Creative Nonfiction: Self-Driving Cars Permeate the Closing Soon Saloon

By Edgar Rider

If you walked down the street from Old Town, there would be an old strip mall with some decrepit businesses all lined next to each other. In between a Mexican restaurant and a laundromat, is where I began to frequent a dive bar called Closing Soon Saloon.  I would start going there during long nights because I did not want to be at the chaotic apartment for too long. The bar had its own strange regular barfly’s. Me and my friend Muller joked that it was aptly named because we felt the bar would be shut down for good any day now.
When you first sit down, on the bar shines a sign in front of the television that says ‘It Is What it Is’.  That summed up this situation I was in or more clearly ‘It Was what It Was’.
The 12-seat bar was shaped like a backward L. Everyone had to sit at the bar even though there were other seats surrounding it. There was a group of regulars that I would see there nightly, and at times I could see them there just walking past on my way home.
On the other side in front of the bar, there were three round tables: and four chairs each surrounded the small tables. 
Smokers are not allowed to smoke in the bar; this was an inside State law. So, they sat out back on milk crates, it was past the bathroom doors and was sectioned off so no one could escape out the back.
There were many signs in the bar that probably encouraged regular patrons.
Some of the obvious one included a sign that said, “Happy hour all day.”
Other signs trying to show their sense of humor, “Free beer tomorrow” sign. Guess that would be a promise of beer the next day every day.
This hole in the wall had Been here 31 years 1985. It had even been voted best dive bar.  
The bar had lots of attitude as well, some of the stuff I read on the signs that said, ‘Service may vary according to my mood and your attitude!’
Of course there was always the “No whining  sign!” looming at the front of the bar.
My favorite was the PBR special 2.25. Because my budget is about all I could afford.
Other things you could order Popcorn, White Castle burgers, pretzels and crackers.
It was harder and harder to hang out there with the same people every time playing pool. It was a depressing atmosphere. Every time I came in the same people would show up and it didn't matter if it was Thursday or Tuesday or in the early afternoon of a Sunday. The same lady who was somewhat attractive except for her voice which sounded like cigarettes. There were slim pickens for either sex or preferences most of the other dudes were older one wore a cowboy hat and asked the token only bar lady at least most of the time to play Willie Nelson. An obnoxious group kept singing Wooly Booly for up to what seemed like 14 times.
I wanted out of the bar even more, I called my best friend Muller and said,”I got to hang out man where you at?”
We hung out until early in the morning and noticed something peculiar.
We noticed a strange car in the neighborhood driving around randomly at 5 am. It had huge antennas spinning at the top friend Muller and I had not seen a car like this. I thought it was a government spy car or a land surveillance car. It stopped in front of us took off and then stopped suddenly down the street.
I Googled the type of car but could not come up with any answers. Was it A Google car, Surveillance vehicle or a map car.
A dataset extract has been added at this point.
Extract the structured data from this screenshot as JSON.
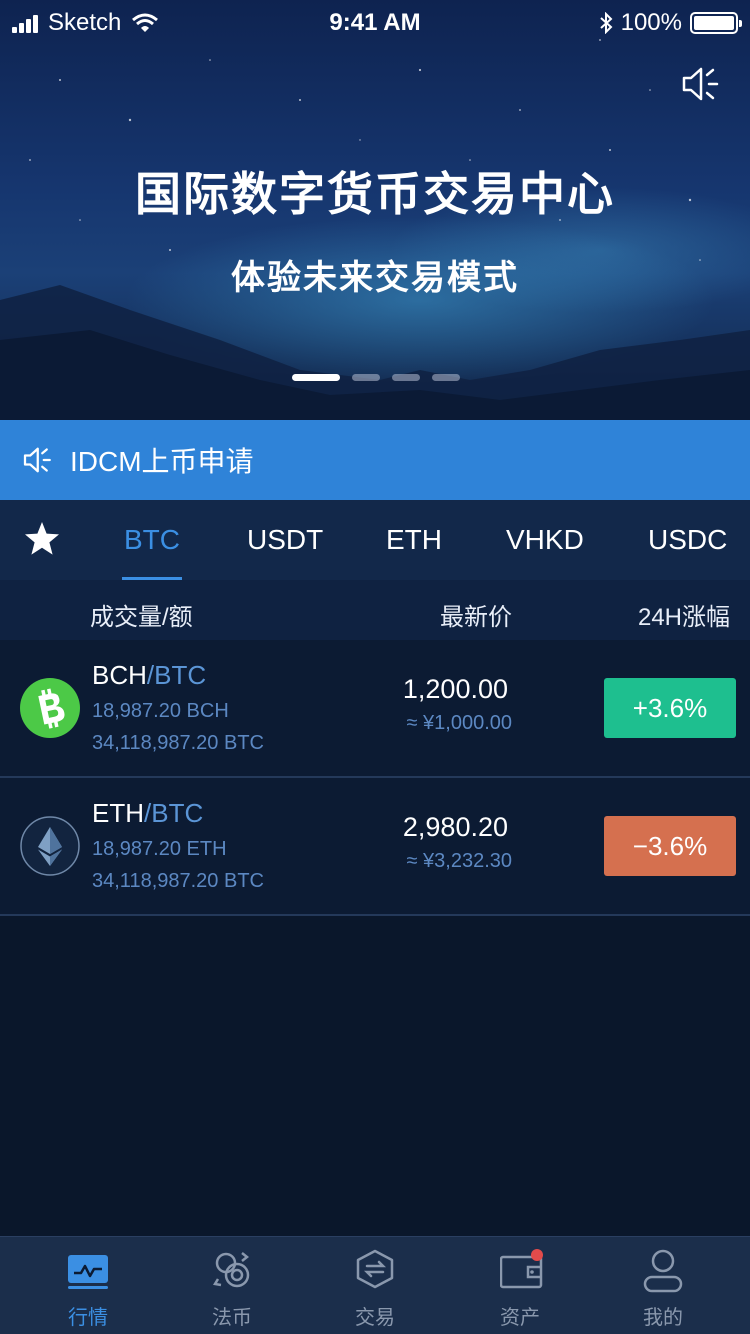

I asked on social media group if anyone had seen this type of car. I joined a local area group called the Paiute Community to see if anybody could help. I joined also because I went to grade school at the elementary school now turned into a community center.
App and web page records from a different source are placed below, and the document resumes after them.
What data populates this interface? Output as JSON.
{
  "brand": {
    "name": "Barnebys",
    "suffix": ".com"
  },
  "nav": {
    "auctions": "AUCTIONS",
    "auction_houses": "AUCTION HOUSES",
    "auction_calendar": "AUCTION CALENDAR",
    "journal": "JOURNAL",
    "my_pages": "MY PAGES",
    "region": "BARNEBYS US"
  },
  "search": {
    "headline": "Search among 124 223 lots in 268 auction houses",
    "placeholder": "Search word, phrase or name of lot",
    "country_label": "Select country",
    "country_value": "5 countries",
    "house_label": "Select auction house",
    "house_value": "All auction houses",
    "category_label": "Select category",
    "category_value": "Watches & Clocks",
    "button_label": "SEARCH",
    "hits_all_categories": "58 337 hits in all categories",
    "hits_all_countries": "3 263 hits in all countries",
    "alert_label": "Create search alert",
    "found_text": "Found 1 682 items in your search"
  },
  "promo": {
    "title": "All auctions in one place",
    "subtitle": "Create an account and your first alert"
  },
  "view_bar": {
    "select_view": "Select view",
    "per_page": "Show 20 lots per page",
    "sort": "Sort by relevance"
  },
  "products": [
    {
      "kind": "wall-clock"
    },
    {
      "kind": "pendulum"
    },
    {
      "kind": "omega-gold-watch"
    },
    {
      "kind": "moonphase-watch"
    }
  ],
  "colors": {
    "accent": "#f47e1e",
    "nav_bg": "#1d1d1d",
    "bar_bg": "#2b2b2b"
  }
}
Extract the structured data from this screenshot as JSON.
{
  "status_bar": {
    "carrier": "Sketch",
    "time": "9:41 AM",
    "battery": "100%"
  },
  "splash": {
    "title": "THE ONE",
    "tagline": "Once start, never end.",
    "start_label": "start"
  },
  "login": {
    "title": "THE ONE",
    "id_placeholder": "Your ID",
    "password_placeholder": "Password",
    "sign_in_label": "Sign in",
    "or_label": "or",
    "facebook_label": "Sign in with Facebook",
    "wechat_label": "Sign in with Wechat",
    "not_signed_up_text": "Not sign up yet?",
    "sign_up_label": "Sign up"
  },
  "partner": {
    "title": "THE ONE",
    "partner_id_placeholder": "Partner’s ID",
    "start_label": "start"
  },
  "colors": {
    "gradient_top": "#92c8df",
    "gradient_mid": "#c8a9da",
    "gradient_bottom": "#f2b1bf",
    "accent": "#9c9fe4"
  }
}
Somebody got back to me and said it is a self-driving car.


Over the next few weeks, I saw more self-driving cars on different corners of both sides of the street.
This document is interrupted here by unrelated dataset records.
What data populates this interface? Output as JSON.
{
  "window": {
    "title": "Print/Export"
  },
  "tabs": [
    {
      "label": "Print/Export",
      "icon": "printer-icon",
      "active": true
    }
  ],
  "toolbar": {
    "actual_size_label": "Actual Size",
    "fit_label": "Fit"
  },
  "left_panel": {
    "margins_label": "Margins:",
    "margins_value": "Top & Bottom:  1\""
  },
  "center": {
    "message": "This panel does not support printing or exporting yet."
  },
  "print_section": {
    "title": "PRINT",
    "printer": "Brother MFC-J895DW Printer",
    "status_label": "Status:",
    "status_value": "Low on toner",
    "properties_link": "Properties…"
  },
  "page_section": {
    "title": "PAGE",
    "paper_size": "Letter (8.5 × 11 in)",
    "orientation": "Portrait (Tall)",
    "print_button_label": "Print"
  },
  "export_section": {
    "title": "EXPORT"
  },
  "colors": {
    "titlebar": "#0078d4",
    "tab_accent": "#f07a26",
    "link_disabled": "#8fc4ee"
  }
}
Those futuristic cars driving around the neighborhood that had become more and more prevalent. I wondered how safe they were watching some videos on the internet of cars that had crashed in chandler.  
I watched as people came out of the Closing Soon Saloon right down the street from the self-driving cars walking down the street as recklessly in some cases as the cars driving themselves with a driver in the vehicle supposedly just hanging out.
We began ignoring them. “Who knows where the future will take us.” Muller said and put his shades back on. He nodded his head as we got in our own car that barely started.
On this  journey,  it was painfully obvious just like these cars we could not let ourselves go completely full throttle. We had to bring in the reins so to speak in certain ways.
Although, we had been bold in our consecutive jumps, we still needed safety of jobs The escape at the Closing Soon Saloon was our momentarily refuge not just lounging in a depressing atmosphere. What was thought of as just a liquor haze of street cars had become the reality of our situation. It was then that we found out the Closing Soon Saloon closed for good.
Who knew where the future would take us.  The cars were frightening and alluring at the same time. We wondered in ten years would everybody be driving one. How would they work? Would you need a license if you were 95? And  could you get in your car without one if the car was driving itself.
It was a metaphor for mine and Muller’s experience navigating through someone else’s world trying to control aspects of it but not being in complete control;  strapping ourselves to a chair on a couch in a living room, a roller coaster ride where autopilot  completely takes over.

Edgar Rider has been published in Copperfield Review, Birmingham Arts Journal, Existere, and Scarlet Leaf Review. He has written and published three books 5990, Go Bare Maximum and Transcending in the Fictional Burnot.